This list was buried in a chain of Treasure Cruise to Amulet of Vigor to Eldrazi Temple skewing the format, but Shota Yasooka has a history with Tezzeret across multiple formats and optimized the above list for the pre-Thopter Foundry metagame.

This list interests me the most because it has the most potential to play an actually broken card in Mox Opal. That card alone lifts two existing decks to the status of “ban discussion-worthy,” so if I’m building a new artifact deck, odds are I’m going to try to make it work. The other known powerful card that fits the theme and didn’t exist before is Ancient Stirrings, but I’m unsure the mana works for Sultai without the painless untapped Scars lands and Grove of the Burnwillows that Lantern has.

On that note, I’m not a big fan of Thopter-Sword in the Lantern shell. In the past we have seen flexible shells cave to the raw power of new cards (looking at you Griselbrand), but I’m not sure Thopter-Sword actually overpowers anything that Lantern doesn’t already handle. If it does, it could easily change the way the whole deck works, but for now, Pyroclasm seems to do a lot of what people want the combo to do. Lantern is a weird deck of interaction, perfect answers, and chess, not normal Magic where combos win games.

This path is not without a cost. You are able to play through graveyard hate, but suddenly Ancient Grudge is the end of days. Stony Silence you can probably fight through, but Grudge either shreds your mana, your lock, or your threats depending on which one wrecks you the most. This may just be a case where you have to constantly adjust for the metagame. The weeks Jeskai is king, you want to be on heavy artifacts. The weeks Temur is on top, you want to be graveyard-focused.

I want to make the following clear. Neither of these cards is going to break the format open. They don’t violate fundamental rules of the format the way cards that get actually banned do.

But they will change it. If anything, the real winners of this unban are the people who look a step ahead. Not just to how to build a deck with these card, not just how to beat them, but what they force out of the way and what holes it opens. If you have Modern to play in the first weeks of the new format, by all means be the person casting these cards the best ways. But if you have time, take a moment to watch the big picture.

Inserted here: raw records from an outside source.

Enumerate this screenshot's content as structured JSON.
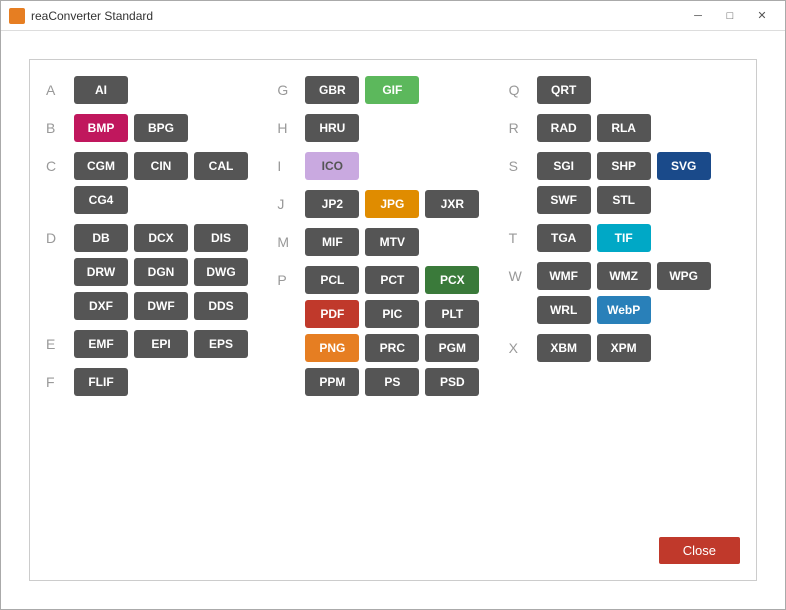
{
  "titlebar": {
    "title": "reaConverter Standard",
    "min_label": "─",
    "max_label": "□",
    "close_label": "✕"
  },
  "close_btn": "Close",
  "columns": [
    {
      "sections": [
        {
          "letter": "A",
          "formats": [
            {
              "label": "AI",
              "color": "gray"
            }
          ]
        },
        {
          "letter": "B",
          "formats": [
            {
              "label": "BMP",
              "color": "magenta"
            },
            {
              "label": "BPG",
              "color": "gray"
            }
          ]
        },
        {
          "letter": "C",
          "formats": [
            {
              "label": "CGM",
              "color": "gray"
            },
            {
              "label": "CIN",
              "color": "gray"
            },
            {
              "label": "CAL",
              "color": "gray"
            },
            {
              "label": "CG4",
              "color": "gray"
            }
          ]
        },
        {
          "letter": "D",
          "formats": [
            {
              "label": "DB",
              "color": "gray"
            },
            {
              "label": "DCX",
              "color": "gray"
            },
            {
              "label": "DIS",
              "color": "gray"
            },
            {
              "label": "DRW",
              "color": "gray"
            },
            {
              "label": "DGN",
              "color": "gray"
            },
            {
              "label": "DWG",
              "color": "gray"
            },
            {
              "label": "DXF",
              "color": "gray"
            },
            {
              "label": "DWF",
              "color": "gray"
            },
            {
              "label": "DDS",
              "color": "gray"
            }
          ]
        },
        {
          "letter": "E",
          "formats": [
            {
              "label": "EMF",
              "color": "gray"
            },
            {
              "label": "EPI",
              "color": "gray"
            },
            {
              "label": "EPS",
              "color": "gray"
            }
          ]
        },
        {
          "letter": "F",
          "formats": [
            {
              "label": "FLIF",
              "color": "gray"
            }
          ]
        }
      ]
    },
    {
      "sections": [
        {
          "letter": "G",
          "formats": [
            {
              "label": "GBR",
              "color": "gray"
            },
            {
              "label": "GIF",
              "color": "green"
            }
          ]
        },
        {
          "letter": "H",
          "formats": [
            {
              "label": "HRU",
              "color": "gray"
            }
          ]
        },
        {
          "letter": "I",
          "formats": [
            {
              "label": "ICO",
              "color": "lavender"
            }
          ]
        },
        {
          "letter": "J",
          "formats": [
            {
              "label": "JP2",
              "color": "gray"
            },
            {
              "label": "JPG",
              "color": "orange"
            },
            {
              "label": "JXR",
              "color": "gray"
            }
          ]
        },
        {
          "letter": "M",
          "formats": [
            {
              "label": "MIF",
              "color": "gray"
            },
            {
              "label": "MTV",
              "color": "gray"
            }
          ]
        },
        {
          "letter": "P",
          "formats": [
            {
              "label": "PCL",
              "color": "gray"
            },
            {
              "label": "PCT",
              "color": "gray"
            },
            {
              "label": "PCX",
              "color": "dark-green"
            },
            {
              "label": "PDF",
              "color": "red"
            },
            {
              "label": "PIC",
              "color": "gray"
            },
            {
              "label": "PLT",
              "color": "gray"
            },
            {
              "label": "PNG",
              "color": "orange-bright"
            },
            {
              "label": "PRC",
              "color": "gray"
            },
            {
              "label": "PGM",
              "color": "gray"
            },
            {
              "label": "PPM",
              "color": "gray"
            },
            {
              "label": "PS",
              "color": "gray"
            },
            {
              "label": "PSD",
              "color": "gray"
            }
          ]
        }
      ]
    },
    {
      "sections": [
        {
          "letter": "Q",
          "formats": [
            {
              "label": "QRT",
              "color": "gray"
            }
          ]
        },
        {
          "letter": "R",
          "formats": [
            {
              "label": "RAD",
              "color": "gray"
            },
            {
              "label": "RLA",
              "color": "gray"
            }
          ]
        },
        {
          "letter": "S",
          "formats": [
            {
              "label": "SGI",
              "color": "gray"
            },
            {
              "label": "SHP",
              "color": "gray"
            },
            {
              "label": "SVG",
              "color": "svg-blue"
            },
            {
              "label": "SWF",
              "color": "gray"
            },
            {
              "label": "STL",
              "color": "gray"
            }
          ]
        },
        {
          "letter": "T",
          "formats": [
            {
              "label": "TGA",
              "color": "gray"
            },
            {
              "label": "TIF",
              "color": "cyan"
            }
          ]
        },
        {
          "letter": "W",
          "formats": [
            {
              "label": "WMF",
              "color": "gray"
            },
            {
              "label": "WMZ",
              "color": "gray"
            },
            {
              "label": "WPG",
              "color": "gray"
            },
            {
              "label": "WRL",
              "color": "gray"
            },
            {
              "label": "WebP",
              "color": "webp-blue"
            }
          ]
        },
        {
          "letter": "X",
          "formats": [
            {
              "label": "XBM",
              "color": "gray"
            },
            {
              "label": "XPM",
              "color": "gray"
            }
          ]
        }
      ]
    }
  ]
}
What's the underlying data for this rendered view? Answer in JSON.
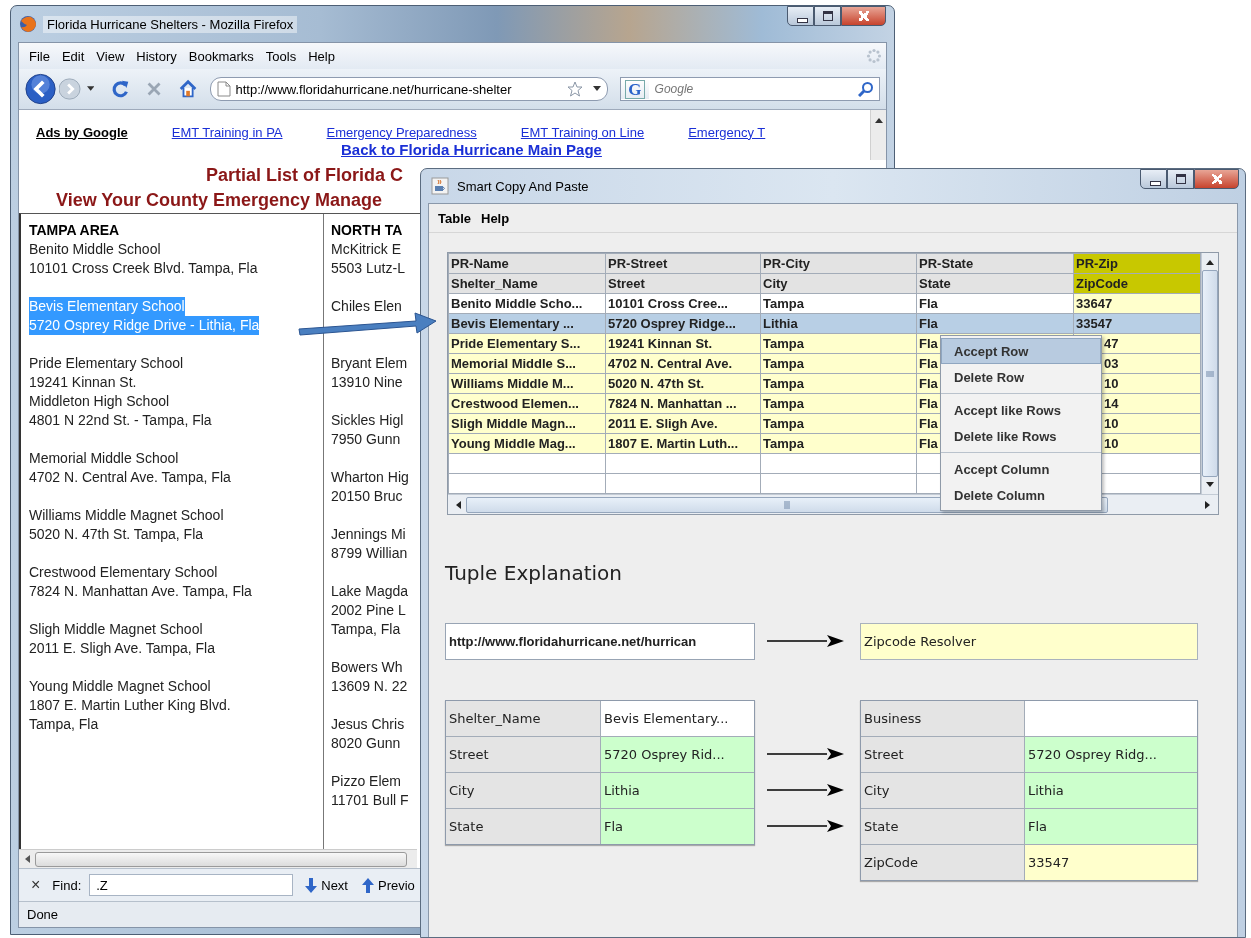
{
  "browser": {
    "title": "Florida Hurricane Shelters - Mozilla Firefox",
    "menu": [
      "File",
      "Edit",
      "View",
      "History",
      "Bookmarks",
      "Tools",
      "Help"
    ],
    "url": "http://www.floridahurricane.net/hurricane-shelter",
    "search_engine": "G",
    "search_placeholder": "Google",
    "ads_label": "Ads by Google",
    "ads": [
      "EMT Training in PA",
      "Emergency Preparedness",
      "EMT Training on Line",
      "Emergency T"
    ],
    "back_link": "Back to Florida Hurricane Main Page",
    "headings": [
      "Partial List of Florida C",
      "View Your County Emergency Manage"
    ],
    "columns": [
      {
        "heading": "TAMPA AREA",
        "entries": [
          {
            "lines": [
              "Benito Middle School",
              "10101 Cross Creek Blvd. Tampa, Fla"
            ],
            "selected": false
          },
          {
            "lines": [
              "Bevis Elementary School",
              "5720 Osprey Ridge Drive - Lithia, Fla"
            ],
            "selected": true
          },
          {
            "lines": [
              "Pride Elementary School",
              "19241 Kinnan St.",
              "Middleton High School",
              "4801 N 22nd St. - Tampa, Fla"
            ],
            "selected": false
          },
          {
            "lines": [
              "Memorial Middle School",
              "4702 N. Central Ave. Tampa, Fla"
            ],
            "selected": false
          },
          {
            "lines": [
              "Williams Middle Magnet School",
              "5020 N. 47th St. Tampa, Fla"
            ],
            "selected": false
          },
          {
            "lines": [
              "Crestwood Elementary School",
              "7824 N. Manhattan Ave. Tampa, Fla"
            ],
            "selected": false
          },
          {
            "lines": [
              "Sligh Middle Magnet School",
              "2011 E. Sligh Ave. Tampa, Fla"
            ],
            "selected": false
          },
          {
            "lines": [
              "Young Middle Magnet School",
              "1807 E. Martin Luther King Blvd.",
              "Tampa, Fla"
            ],
            "selected": false
          }
        ]
      },
      {
        "heading": "NORTH TA",
        "entries": [
          {
            "lines": [
              "McKitrick E",
              "5503 Lutz-L"
            ],
            "selected": false
          },
          {
            "lines": [
              "Chiles Elen"
            ],
            "selected": false
          },
          {
            "lines": [
              "Bryant Elem",
              "13910 Nine"
            ],
            "selected": false
          },
          {
            "lines": [
              "Sickles Higl",
              "7950 Gunn"
            ],
            "selected": false
          },
          {
            "lines": [
              "Wharton Hig",
              "20150 Bruc"
            ],
            "selected": false
          },
          {
            "lines": [
              "Jennings Mi",
              "8799 Willian"
            ],
            "selected": false
          },
          {
            "lines": [
              "Lake Magda",
              "2002 Pine L",
              "Tampa, Fla"
            ],
            "selected": false
          },
          {
            "lines": [
              "Bowers Wh",
              "13609 N. 22"
            ],
            "selected": false
          },
          {
            "lines": [
              "Jesus Chris",
              "8020 Gunn"
            ],
            "selected": false
          },
          {
            "lines": [
              "Pizzo Elem",
              "11701 Bull F"
            ],
            "selected": false
          }
        ]
      }
    ],
    "find": {
      "close": "×",
      "label": "Find:",
      "value": ".Z",
      "next": "Next",
      "previous": "Previo"
    },
    "status": "Done"
  },
  "app": {
    "title": "Smart Copy And Paste",
    "menu": [
      "Table",
      "Help"
    ],
    "table": {
      "columns": [
        {
          "header": "PR-Name",
          "field": "Shelter_Name",
          "selected": false
        },
        {
          "header": "PR-Street",
          "field": "Street",
          "selected": false
        },
        {
          "header": "PR-City",
          "field": "City",
          "selected": false
        },
        {
          "header": "PR-State",
          "field": "State",
          "selected": false
        },
        {
          "header": "PR-Zip",
          "field": "ZipCode",
          "selected": true
        }
      ],
      "rows": [
        {
          "cells": [
            "Benito Middle Scho...",
            "10101 Cross Cree...",
            "Tampa",
            "Fla",
            "33647"
          ],
          "selected": false,
          "highlighted": false
        },
        {
          "cells": [
            "Bevis Elementary ...",
            "5720 Osprey Ridge...",
            "Lithia",
            "Fla",
            "33547"
          ],
          "selected": true,
          "highlighted": false
        },
        {
          "cells": [
            "Pride Elementary S...",
            "19241 Kinnan St.",
            "Tampa",
            "Fla",
            "47"
          ],
          "selected": false,
          "highlighted": true
        },
        {
          "cells": [
            "Memorial Middle S...",
            "4702 N. Central Ave.",
            "Tampa",
            "Fla",
            "03"
          ],
          "selected": false,
          "highlighted": true
        },
        {
          "cells": [
            "Williams Middle M...",
            "5020 N. 47th St.",
            "Tampa",
            "Fla",
            "10"
          ],
          "selected": false,
          "highlighted": true
        },
        {
          "cells": [
            "Crestwood Elemen...",
            "7824 N. Manhattan ...",
            "Tampa",
            "Fla",
            "14"
          ],
          "selected": false,
          "highlighted": true
        },
        {
          "cells": [
            "Sligh Middle Magn...",
            "2011 E. Sligh Ave.",
            "Tampa",
            "Fla",
            "10"
          ],
          "selected": false,
          "highlighted": true
        },
        {
          "cells": [
            "Young Middle Mag...",
            "1807 E. Martin Luth...",
            "Tampa",
            "Fla",
            "10"
          ],
          "selected": false,
          "highlighted": true
        }
      ]
    },
    "context_menu": {
      "groups": [
        [
          {
            "label": "Accept Row",
            "selected": true
          },
          {
            "label": "Delete Row",
            "selected": false
          }
        ],
        [
          {
            "label": "Accept like Rows",
            "selected": false
          },
          {
            "label": "Delete like Rows",
            "selected": false
          }
        ],
        [
          {
            "label": "Accept Column",
            "selected": false
          },
          {
            "label": "Delete Column",
            "selected": false
          }
        ]
      ]
    },
    "tuple": {
      "title": "Tuple Explanation",
      "source": "http://www.floridahurricane.net/hurrican",
      "service": "Zipcode Resolver",
      "input": [
        {
          "name": "Shelter_Name",
          "value": "Bevis Elementary...",
          "kind": "plain"
        },
        {
          "name": "Street",
          "value": "5720 Osprey Rid...",
          "kind": "mapped"
        },
        {
          "name": "City",
          "value": "Lithia",
          "kind": "mapped"
        },
        {
          "name": "State",
          "value": "Fla",
          "kind": "mapped"
        }
      ],
      "output": [
        {
          "name": "Business",
          "kind": "plain"
        },
        {
          "name": "Street",
          "value": "5720 Osprey Ridg...",
          "kind": "mapped"
        },
        {
          "name": "City",
          "value": "Lithia",
          "kind": "mapped"
        },
        {
          "name": "State",
          "value": "Fla",
          "kind": "mapped"
        },
        {
          "name": "ZipCode",
          "value": "33547",
          "kind": "resolved"
        }
      ]
    }
  }
}
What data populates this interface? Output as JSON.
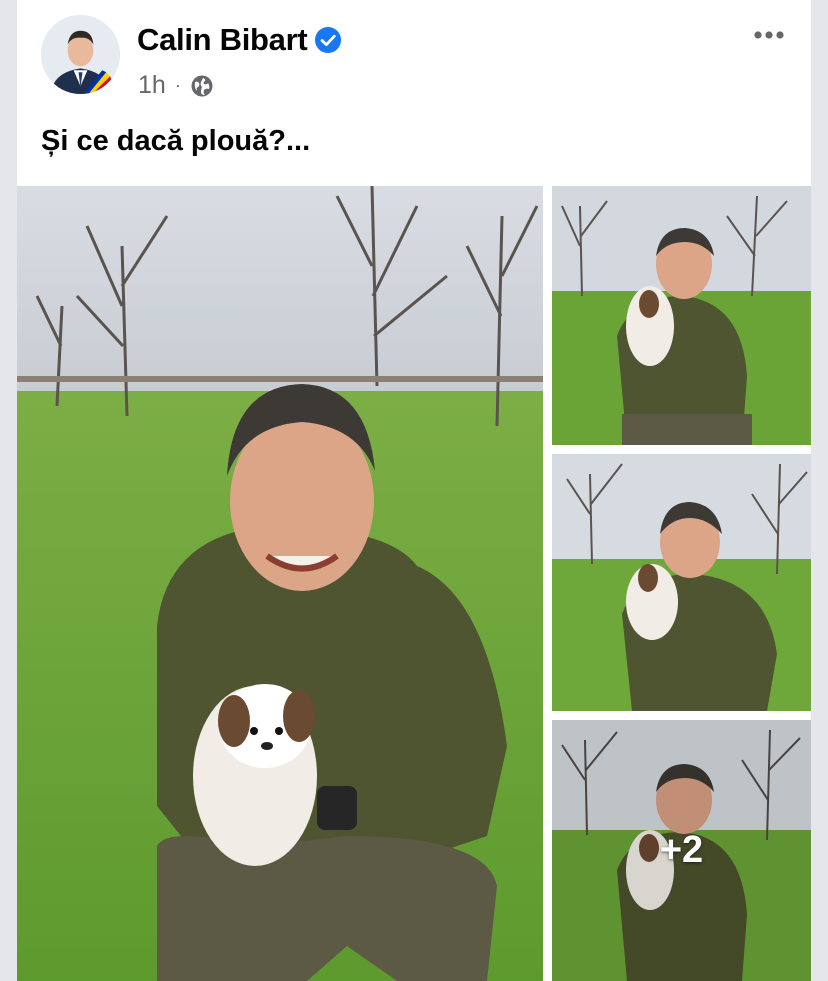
{
  "post": {
    "author": "Calin Bibart",
    "verified": true,
    "time": "1h",
    "separator": "·",
    "audience_icon": "globe-icon",
    "text": "Și ce dacă plouă?...",
    "menu_icon": "more-options-icon"
  },
  "photos": {
    "count_visible": 4,
    "more_label": "+2"
  },
  "colors": {
    "verified_badge": "#1877f2",
    "meta_text": "#65676b",
    "grass": "#6ea63a",
    "jacket": "#4e5530"
  }
}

Modern is still a format where you are exploiting what people aren’t doing. Don’t forget that.

SCG Invitational in Columbus April 15-17!